__Aim of the task__: Copy out the listing below, keeping every character as is.

__Available data__:
[Start of Attachment]

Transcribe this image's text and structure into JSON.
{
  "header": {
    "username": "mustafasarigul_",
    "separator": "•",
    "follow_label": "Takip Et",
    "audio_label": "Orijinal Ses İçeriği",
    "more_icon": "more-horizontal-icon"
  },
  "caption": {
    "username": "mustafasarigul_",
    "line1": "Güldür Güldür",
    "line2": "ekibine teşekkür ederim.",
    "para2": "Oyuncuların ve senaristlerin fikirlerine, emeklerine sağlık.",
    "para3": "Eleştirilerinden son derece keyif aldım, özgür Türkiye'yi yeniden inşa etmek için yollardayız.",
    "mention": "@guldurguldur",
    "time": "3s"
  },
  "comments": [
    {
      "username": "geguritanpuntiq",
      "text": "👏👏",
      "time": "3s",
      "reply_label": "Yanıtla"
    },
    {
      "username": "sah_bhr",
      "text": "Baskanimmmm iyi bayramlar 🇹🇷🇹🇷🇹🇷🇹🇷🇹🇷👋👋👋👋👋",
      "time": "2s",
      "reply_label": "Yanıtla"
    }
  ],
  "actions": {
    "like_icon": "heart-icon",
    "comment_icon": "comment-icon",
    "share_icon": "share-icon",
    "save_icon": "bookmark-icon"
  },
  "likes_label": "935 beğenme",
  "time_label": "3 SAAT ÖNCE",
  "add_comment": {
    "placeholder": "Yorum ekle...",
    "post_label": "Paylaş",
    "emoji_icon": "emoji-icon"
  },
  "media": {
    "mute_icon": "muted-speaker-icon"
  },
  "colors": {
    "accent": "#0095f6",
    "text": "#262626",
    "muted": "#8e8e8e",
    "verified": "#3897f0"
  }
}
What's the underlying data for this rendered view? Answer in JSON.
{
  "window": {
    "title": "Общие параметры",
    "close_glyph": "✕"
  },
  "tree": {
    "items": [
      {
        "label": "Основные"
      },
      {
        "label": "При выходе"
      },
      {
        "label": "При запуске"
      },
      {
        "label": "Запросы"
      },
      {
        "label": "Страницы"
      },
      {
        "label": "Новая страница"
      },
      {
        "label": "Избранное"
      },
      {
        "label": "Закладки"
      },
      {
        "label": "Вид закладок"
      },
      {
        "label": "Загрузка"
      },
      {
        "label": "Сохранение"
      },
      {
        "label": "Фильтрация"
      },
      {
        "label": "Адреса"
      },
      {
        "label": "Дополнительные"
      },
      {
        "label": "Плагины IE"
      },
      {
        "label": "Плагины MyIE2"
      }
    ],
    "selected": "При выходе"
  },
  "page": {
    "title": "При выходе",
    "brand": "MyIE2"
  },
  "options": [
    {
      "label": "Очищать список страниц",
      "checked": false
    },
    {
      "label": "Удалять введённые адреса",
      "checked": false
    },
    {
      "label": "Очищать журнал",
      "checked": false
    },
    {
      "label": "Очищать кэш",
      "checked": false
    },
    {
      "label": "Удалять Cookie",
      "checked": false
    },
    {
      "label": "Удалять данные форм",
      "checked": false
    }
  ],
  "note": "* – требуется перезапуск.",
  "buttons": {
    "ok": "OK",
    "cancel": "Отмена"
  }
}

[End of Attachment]

__Answer to the exercise__:
Transcribe this image's text and structure into JSON.
{
  "header": {
    "username": "mustafasarigul_",
    "separator": "•",
    "follow_label": "Takip Et",
    "audio_label": "Orijinal Ses İçeriği",
    "more_icon": "more-horizontal-icon"
  },
  "caption": {
    "username": "mustafasarigul_",
    "line1": "Güldür Güldür",
    "line2": "ekibine teşekkür ederim.",
    "para2": "Oyuncuların ve senaristlerin fikirlerine, emeklerine sağlık.",
    "para3": "Eleştirilerinden son derece keyif aldım, özgür Türkiye'yi yeniden inşa etmek için yollardayız.",
    "mention": "@guldurguldur",
    "time": "3s"
  },
  "comments": [
    {
      "username": "geguritanpuntiq",
      "text": "👏👏",
      "time": "3s",
      "reply_label": "Yanıtla"
    },
    {
      "username": "sah_bhr",
      "text": "Baskanimmmm iyi bayramlar 🇹🇷🇹🇷🇹🇷🇹🇷🇹🇷👋👋👋👋👋",
      "time": "2s",
      "reply_label": "Yanıtla"
    }
  ],
  "actions": {
    "like_icon": "heart-icon",
    "comment_icon": "comment-icon",
    "share_icon": "share-icon",
    "save_icon": "bookmark-icon"
  },
  "likes_label": "935 beğenme",
  "time_label": "3 SAAT ÖNCE",
  "add_comment": {
    "placeholder": "Yorum ekle...",
    "post_label": "Paylaş",
    "emoji_icon": "emoji-icon"
  },
  "media": {
    "mute_icon": "muted-speaker-icon"
  },
  "colors": {
    "accent": "#0095f6",
    "text": "#262626",
    "muted": "#8e8e8e",
    "verified": "#3897f0"
  }
}
What's the underlying data for this rendered view? Answer in JSON.
{
  "window": {
    "title": "Общие параметры",
    "close_glyph": "✕"
  },
  "tree": {
    "items": [
      {
        "label": "Основные"
      },
      {
        "label": "При выходе"
      },
      {
        "label": "При запуске"
      },
      {
        "label": "Запросы"
      },
      {
        "label": "Страницы"
      },
      {
        "label": "Новая страница"
      },
      {
        "label": "Избранное"
      },
      {
        "label": "Закладки"
      },
      {
        "label": "Вид закладок"
      },
      {
        "label": "Загрузка"
      },
      {
        "label": "Сохранение"
      },
      {
        "label": "Фильтрация"
      },
      {
        "label": "Адреса"
      },
      {
        "label": "Дополнительные"
      },
      {
        "label": "Плагины IE"
      },
      {
        "label": "Плагины MyIE2"
      }
    ],
    "selected": "При выходе"
  },
  "page": {
    "title": "При выходе",
    "brand": "MyIE2"
  },
  "options": [
    {
      "label": "Очищать список страниц",
      "checked": false
    },
    {
      "label": "Удалять введённые адреса",
      "checked": false
    },
    {
      "label": "Очищать журнал",
      "checked": false
    },
    {
      "label": "Очищать кэш",
      "checked": false
    },
    {
      "label": "Удалять Cookie",
      "checked": false
    },
    {
      "label": "Удалять данные форм",
      "checked": false
    }
  ],
  "note": "* – требуется перезапуск.",
  "buttons": {
    "ok": "OK",
    "cancel": "Отмена"
  }
}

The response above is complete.